AP (Mar. 25, 2015) While distracted driving is not a new problem for teens, new research from the AAA Foundation for Traffic Safety says it&apos;s much more serious than previously thought. (March 25) Video provided by AP
Powered by NewsLook.com
Smartphone Use Changing Our Brain and Thumb Interaction, Say Researchers

Smartphone Use Changing Our Brain and Thumb Interaction, Say Researchers

Reuters - Innovations Video Online (Mar. 25, 2015) European researchers say our smartphone use offers scientists an ideal testing ground for human brain plasticity. Dr Ako Ghosh&apos;s team discovered that the brains and thumbs of smartphone users interact differently from those who use old-fashioned handsets. Jim Drury went to meet him. Video provided by Reuters
Powered by NewsLook.com
Many Don't Know They Have Alzheimer's, But Their Doctors Do

Many Don't Know They Have Alzheimer's, But Their Doctors Do

Newsy (Mar. 24, 2015) According to a new study by the Alzheimer&apos;s Association, more than half of those who have the degenerative brain disease aren&apos;t told by their doctors. Video provided by Newsy
Powered by NewsLook.com
A Quick 45-Minute Nap Can Improve Your Memory

A Quick 45-Minute Nap Can Improve Your Memory

Newsy (Mar. 23, 2015) Researchers found those who napped for 45 minutes to an hour before being tested on information recalled it five times better than those who didn&apos;t. Video provided by Newsy
Powered by NewsLook.com

Search ScienceDaily

Number of stories in archives: 140,361

Find with keyword(s):
Enter a keyword or phrase to search ScienceDaily for related topics and research stories.

Save/Print:
Share:

Breaking News:

Strange & Offbeat Stories


Health & Medicine

Mind & Brain

Living & Well

In Other News

... from NewsDaily.com

Science News

Health News

Environment News

Technology News



Save/Print:
Share:

Free Subscriptions


Get the latest science news with ScienceDaily's free email newsletters, updated daily and weekly. Or view hourly updated newsfeeds in your RSS reader:

Get Social & Mobile


Keep up to date with the latest news from ScienceDaily via social networks and mobile apps:

Have Feedback?


Tell us what you think of ScienceDaily -- we welcome both positive and negative comments. Have any problems using the site?

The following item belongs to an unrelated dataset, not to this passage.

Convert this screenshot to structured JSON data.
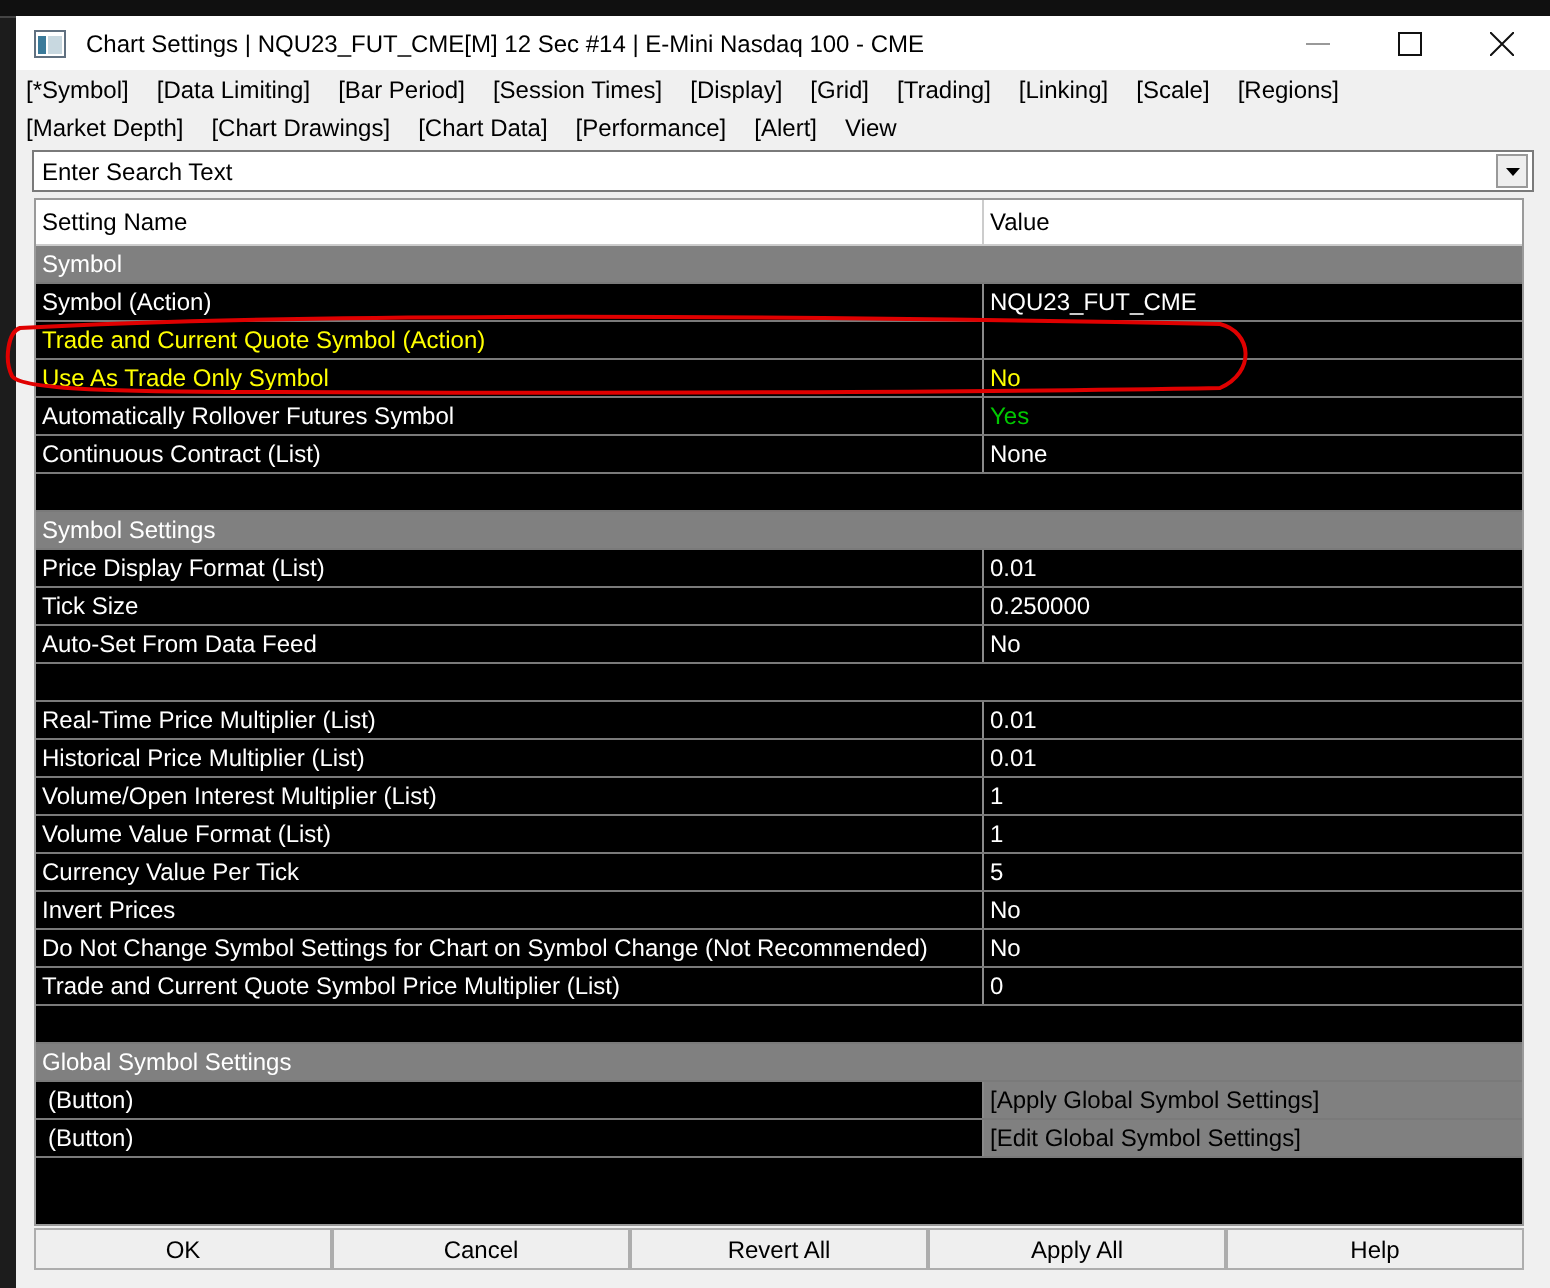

Questions?
Mobile: iPhone Android Web
Follow: Facebook Twitter Google+
Subscribe: RSS Feeds Email Newsletters
Latest Headlines Health & Medicine Mind & Brain Space & Time Matter & Energy Computers & Math Plants & Animals Earth & Climate Fossils & Ruins